Task item =>
Among the entries below, which lines include the string "title"? Show each one.

Dataset records =>
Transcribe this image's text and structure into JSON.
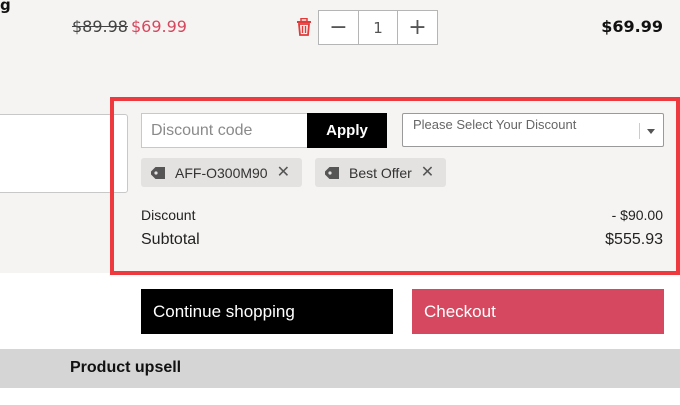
{
  "cart": {
    "item_name_fragment": "g",
    "price_original": "$89.98",
    "price_sale": "$69.99",
    "quantity": "1",
    "qty_minus_glyph": "−",
    "qty_plus_glyph": "+",
    "line_total": "$69.99",
    "remove_icon": "trash-icon"
  },
  "discount": {
    "code_placeholder": "Discount code",
    "apply_label": "Apply",
    "select_placeholder": "Please Select Your Discount",
    "chips": [
      {
        "label": "AFF-O300M90",
        "icon": "tag-icon",
        "remove_glyph": "✕"
      },
      {
        "label": "Best Offer",
        "icon": "tag-icon",
        "remove_glyph": "✕"
      }
    ]
  },
  "summary": {
    "discount_label": "Discount",
    "discount_value": "- $90.00",
    "subtotal_label": "Subtotal",
    "subtotal_value": "$555.93"
  },
  "actions": {
    "continue_label": "Continue shopping",
    "checkout_label": "Checkout"
  },
  "upsell": {
    "title": "Product upsell"
  },
  "colors": {
    "accent": "#d5485f",
    "highlight_border": "#ee3a3e",
    "band_background": "#f6f4f2",
    "primary_button": "#000000"
  }
}
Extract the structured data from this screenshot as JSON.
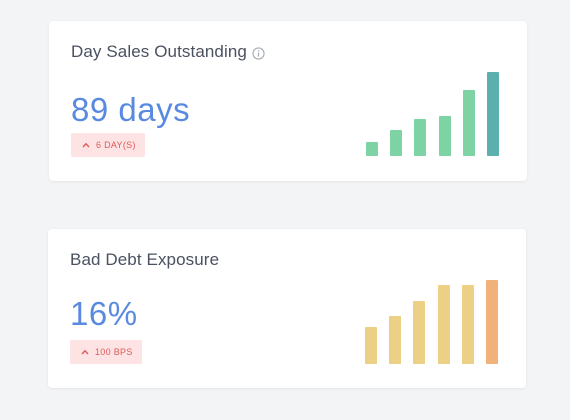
{
  "cards": [
    {
      "id": "card-dso",
      "title": "Day Sales Outstanding",
      "has_info_icon": true,
      "value": "89 days",
      "change": "6 DAY(S)",
      "change_direction": "up",
      "bars": [
        0.17,
        0.31,
        0.44,
        0.48,
        0.79,
        1.0
      ],
      "bar_color": "#7dd3a3",
      "highlight_color": "#5bb0ad"
    },
    {
      "id": "card-bde",
      "title": "Bad Debt Exposure",
      "has_info_icon": false,
      "value": "16%",
      "change": "100 BPS",
      "change_direction": "up",
      "bars": [
        0.44,
        0.57,
        0.75,
        0.94,
        0.94,
        1.0
      ],
      "bar_color": "#ecd085",
      "highlight_color": "#f0b27a"
    }
  ],
  "colors": {
    "value": "#5a8ae0",
    "badge_bg": "#fde3e3",
    "badge_text": "#e05a5a",
    "title": "#4a5160",
    "background": "#f3f4f6"
  }
}
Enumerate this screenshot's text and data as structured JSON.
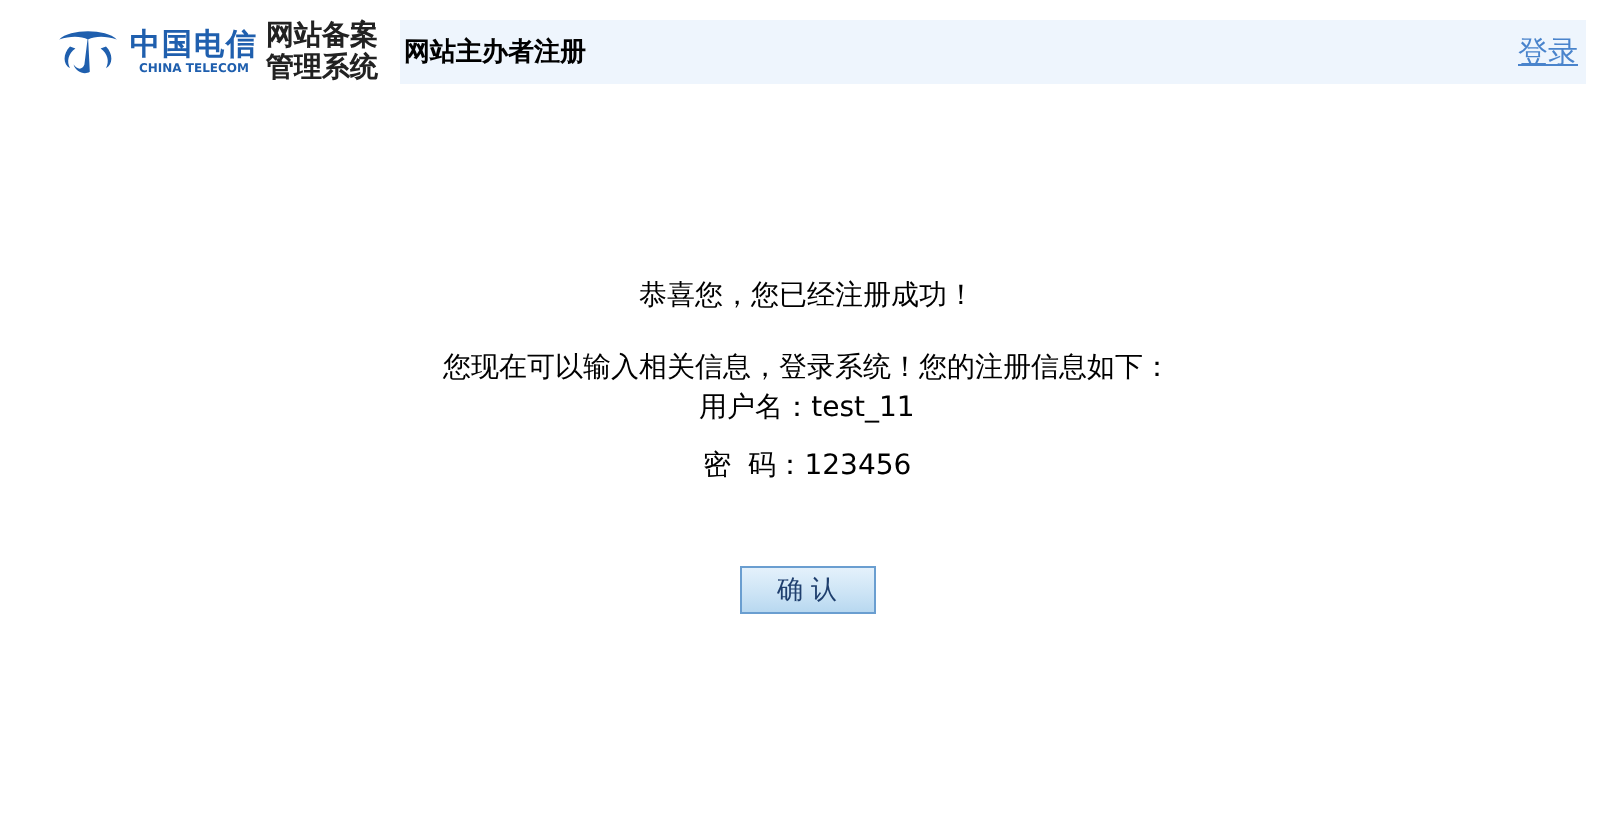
{
  "logo": {
    "name": "中国电信",
    "name_en": "CHINA TELECOM"
  },
  "system_name": [
    "网站备案",
    "管理系统"
  ],
  "header": {
    "title": "网站主办者注册",
    "login_link": "登录"
  },
  "message": {
    "lines": [
      "恭喜您，您已经注册成功！",
      "您现在可以输入相关信息，登录系统！您的注册信息如下："
    ],
    "fields": [
      {
        "label": "用户名：",
        "value": "test_11"
      },
      {
        "label": "密  码：",
        "value": "123456"
      }
    ]
  },
  "confirm_button": "确 认"
}
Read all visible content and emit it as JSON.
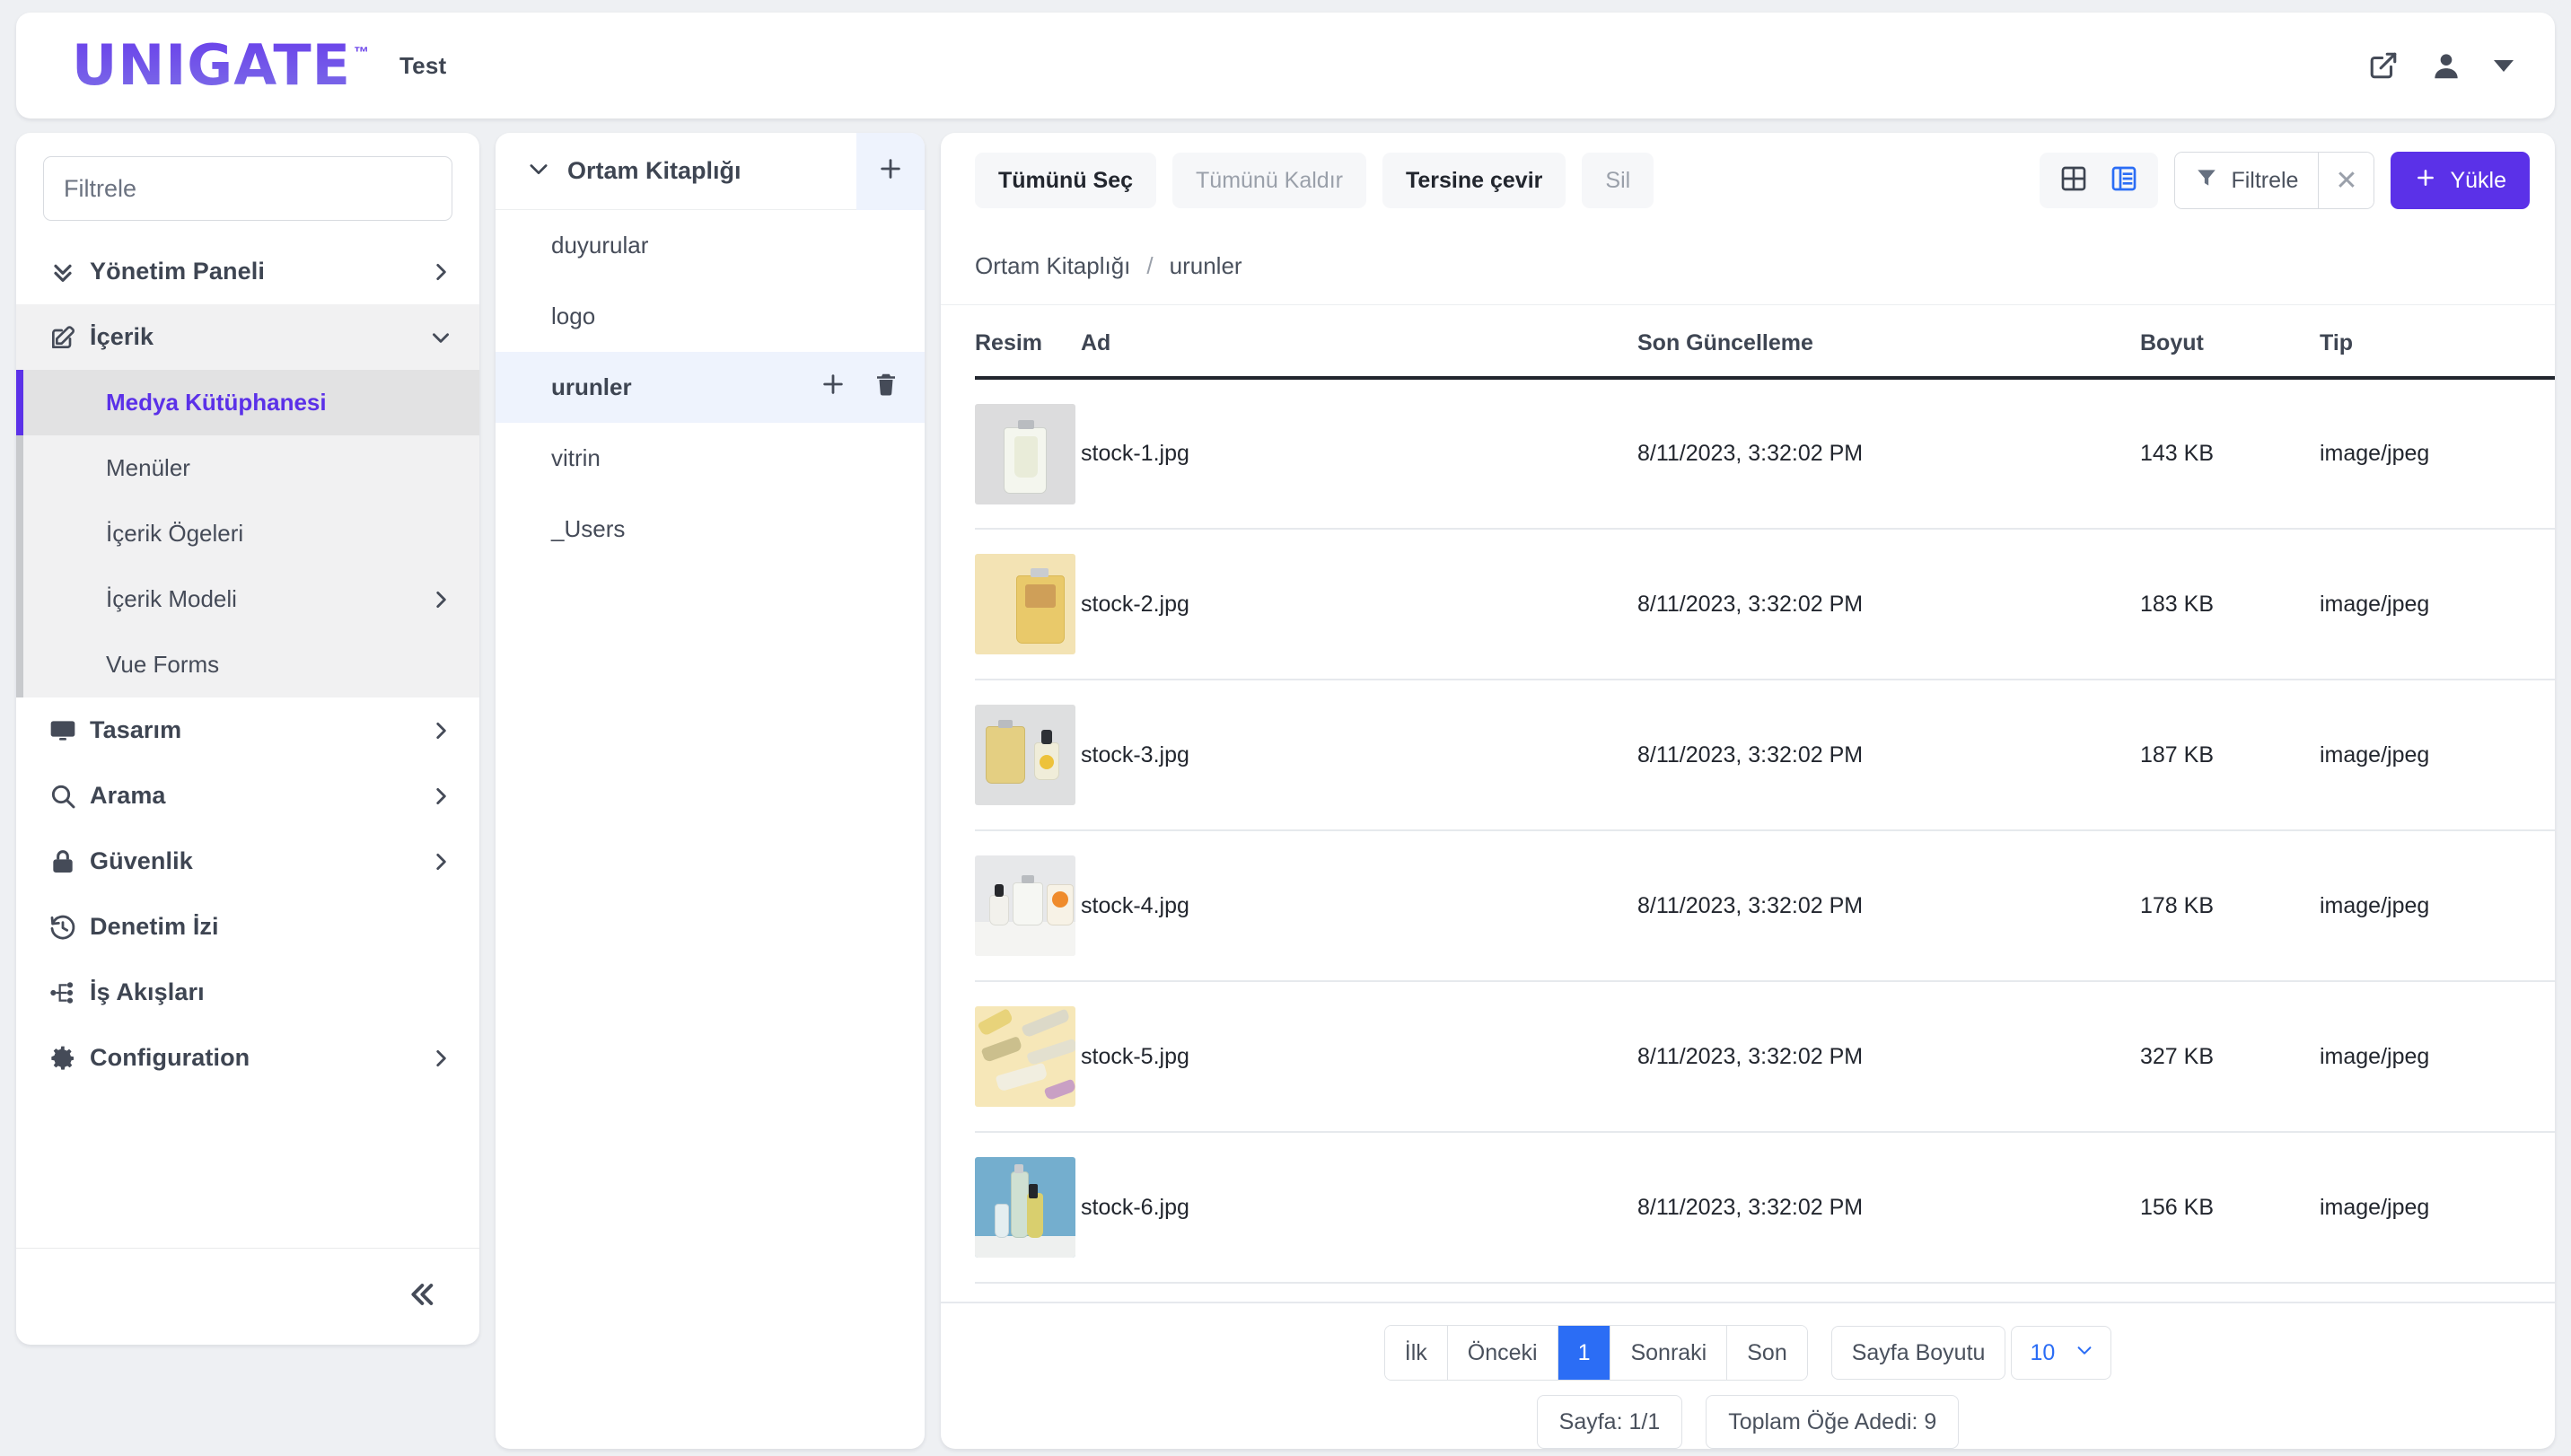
{
  "topbar": {
    "logo_text": "UNIGATE",
    "logo_tm": "™",
    "env_label": "Test",
    "external_link_icon": "external-link-icon",
    "user_icon": "user-icon",
    "caret_icon": "chevron-down-icon"
  },
  "sidebar": {
    "filter_placeholder": "Filtrele",
    "items": [
      {
        "label": "Yönetim Paneli",
        "icon": "double-chevron-down-icon",
        "chevron": "right"
      },
      {
        "label": "İçerik",
        "icon": "edit-pencil-icon",
        "chevron": "down",
        "expanded": true
      },
      {
        "label": "Tasarım",
        "icon": "monitor-icon",
        "chevron": "right"
      },
      {
        "label": "Arama",
        "icon": "search-icon",
        "chevron": "right"
      },
      {
        "label": "Güvenlik",
        "icon": "lock-icon",
        "chevron": "right"
      },
      {
        "label": "Denetim İzi",
        "icon": "history-icon",
        "chevron": "none"
      },
      {
        "label": "İş Akışları",
        "icon": "sitemap-icon",
        "chevron": "none"
      },
      {
        "label": "Configuration",
        "icon": "gear-icon",
        "chevron": "right"
      }
    ],
    "sub_items": [
      {
        "label": "Medya Kütüphanesi",
        "active": true,
        "chevron": "none"
      },
      {
        "label": "Menüler",
        "active": false,
        "chevron": "none"
      },
      {
        "label": "İçerik Ögeleri",
        "active": false,
        "chevron": "none"
      },
      {
        "label": "İçerik Modeli",
        "active": false,
        "chevron": "right"
      },
      {
        "label": "Vue Forms",
        "active": false,
        "chevron": "none"
      }
    ],
    "collapse_icon": "double-chevron-left-icon"
  },
  "tree": {
    "title": "Ortam Kitaplığı",
    "toggle_icon": "chevron-down-icon",
    "add_icon": "plus-icon",
    "items": [
      {
        "label": "duyurular",
        "selected": false
      },
      {
        "label": "logo",
        "selected": false
      },
      {
        "label": "urunler",
        "selected": true,
        "add_icon": "plus-icon",
        "delete_icon": "trash-icon"
      },
      {
        "label": "vitrin",
        "selected": false
      },
      {
        "label": "_Users",
        "selected": false
      }
    ]
  },
  "toolbar": {
    "select_all": "Tümünü Seç",
    "deselect_all": "Tümünü Kaldır",
    "invert": "Tersine çevir",
    "delete": "Sil",
    "grid_view_icon": "grid-view-icon",
    "list_view_icon": "list-view-icon",
    "filter_label": "Filtrele",
    "filter_icon": "funnel-icon",
    "filter_clear_icon": "close-icon",
    "upload_label": "Yükle",
    "upload_icon": "plus-icon"
  },
  "breadcrumb": {
    "root": "Ortam Kitaplığı",
    "separator": "/",
    "current": "urunler"
  },
  "table": {
    "columns": [
      "Resim",
      "Ad",
      "Son Güncelleme",
      "Boyut",
      "Tip"
    ],
    "rows": [
      {
        "name": "stock-1.jpg",
        "updated": "8/11/2023, 3:32:02 PM",
        "size": "143 KB",
        "type": "image/jpeg"
      },
      {
        "name": "stock-2.jpg",
        "updated": "8/11/2023, 3:32:02 PM",
        "size": "183 KB",
        "type": "image/jpeg"
      },
      {
        "name": "stock-3.jpg",
        "updated": "8/11/2023, 3:32:02 PM",
        "size": "187 KB",
        "type": "image/jpeg"
      },
      {
        "name": "stock-4.jpg",
        "updated": "8/11/2023, 3:32:02 PM",
        "size": "178 KB",
        "type": "image/jpeg"
      },
      {
        "name": "stock-5.jpg",
        "updated": "8/11/2023, 3:32:02 PM",
        "size": "327 KB",
        "type": "image/jpeg"
      },
      {
        "name": "stock-6.jpg",
        "updated": "8/11/2023, 3:32:02 PM",
        "size": "156 KB",
        "type": "image/jpeg"
      }
    ]
  },
  "pagination": {
    "first": "İlk",
    "prev": "Önceki",
    "current_page": "1",
    "next": "Sonraki",
    "last": "Son",
    "page_size_label": "Sayfa Boyutu",
    "page_size_value": "10",
    "page_info": "Sayfa: 1/1",
    "total_info": "Toplam Öğe Adedi: 9"
  },
  "colors": {
    "accent_purple": "#5b31e8",
    "accent_blue": "#2b6df5",
    "page_bg": "#eef0f3",
    "text_dark": "#3e4552"
  }
}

Response =>
    "title": "Product upsell"
      "title": "Day Sales Outstanding",
      "title": "Bad Debt Exposure",
    "title": "#4a5160",
    "title": "网站主办者注册",
    "title": "Ortam Kitaplığı",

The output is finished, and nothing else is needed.